127 Mr R. G. Casey, Minister to the United States, to Department of External Affairs

Cablegram 269 WASHINGTON, 19 September 1940, 8 p.m.

IMMEDIATE MOST SECRET

Mission from Indo-China has been here lately endeavouring to get aircraft 80 fighters 32 bombers and 10 training aircraft. United States has none available at Philippines.

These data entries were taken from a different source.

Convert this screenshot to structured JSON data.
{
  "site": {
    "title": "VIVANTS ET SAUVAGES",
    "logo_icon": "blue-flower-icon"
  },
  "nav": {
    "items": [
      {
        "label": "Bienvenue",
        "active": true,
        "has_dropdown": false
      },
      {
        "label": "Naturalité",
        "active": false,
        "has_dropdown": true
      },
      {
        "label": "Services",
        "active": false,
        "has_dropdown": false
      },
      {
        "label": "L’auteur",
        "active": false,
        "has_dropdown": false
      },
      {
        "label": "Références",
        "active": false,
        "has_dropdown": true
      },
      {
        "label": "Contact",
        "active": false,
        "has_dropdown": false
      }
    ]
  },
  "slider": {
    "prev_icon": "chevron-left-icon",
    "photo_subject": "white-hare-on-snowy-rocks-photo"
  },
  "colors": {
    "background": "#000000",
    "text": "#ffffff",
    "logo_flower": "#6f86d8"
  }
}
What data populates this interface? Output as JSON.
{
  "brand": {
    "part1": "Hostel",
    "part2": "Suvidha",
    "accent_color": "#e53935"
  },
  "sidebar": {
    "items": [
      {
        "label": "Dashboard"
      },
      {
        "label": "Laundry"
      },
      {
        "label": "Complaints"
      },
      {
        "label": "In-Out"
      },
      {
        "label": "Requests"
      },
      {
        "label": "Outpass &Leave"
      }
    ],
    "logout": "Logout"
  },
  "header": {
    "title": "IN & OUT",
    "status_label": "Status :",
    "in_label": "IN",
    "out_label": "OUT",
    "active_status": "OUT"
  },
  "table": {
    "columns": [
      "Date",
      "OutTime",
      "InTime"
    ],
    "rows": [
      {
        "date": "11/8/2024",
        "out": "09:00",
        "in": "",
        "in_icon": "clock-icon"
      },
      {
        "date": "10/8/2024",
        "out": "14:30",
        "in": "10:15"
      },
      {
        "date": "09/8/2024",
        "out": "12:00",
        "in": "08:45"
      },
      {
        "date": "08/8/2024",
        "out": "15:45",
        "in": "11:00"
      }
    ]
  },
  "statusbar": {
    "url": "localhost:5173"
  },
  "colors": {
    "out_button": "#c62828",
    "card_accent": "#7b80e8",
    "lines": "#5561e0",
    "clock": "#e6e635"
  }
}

Berle [1] asked me today if I thought Australia would be able to supply even 15 or 20. I said general election would inevitably delay consideration of matters of such high political consequence and that I believed Australian Government would hesitate to take such action which Japanese might well consider bellicose.

However Berle asked if I would inquire and said even old planes of either British or American types would do, and that the United States would replace them as soon as possible.

I reminded him of shortage of aircraft in Australia and that in any case Australian pilots could not deliver for obvious reasons.

Berle believes moral and material help that even relatively small number of aircraft [could give] might tip the balance and result in French in Indo-China offering resistance to Japanese.

However, my own impression of situation is that Vichy has in fact capitulated in face of Japanese demands and that it is too late to try to organize resistance.

For reasons you will appreciate I thought it best not to turn down at once this suggestion for co-operation but glad if you send me reasoned reply which I can pass on to him. [2]

CASEY

1 U.S. Assistant Secretary of State.

2 The External Affairs Dept replied on 27 September: 'Can be definitely said that no service types or service training types of aircraft can be made available from Australian resources for allotment to Indo-China at present or in near future.' See cablegram 186 on file AA:A981, Indo-China 4.

[AA:A981, INDO-CHINA 4]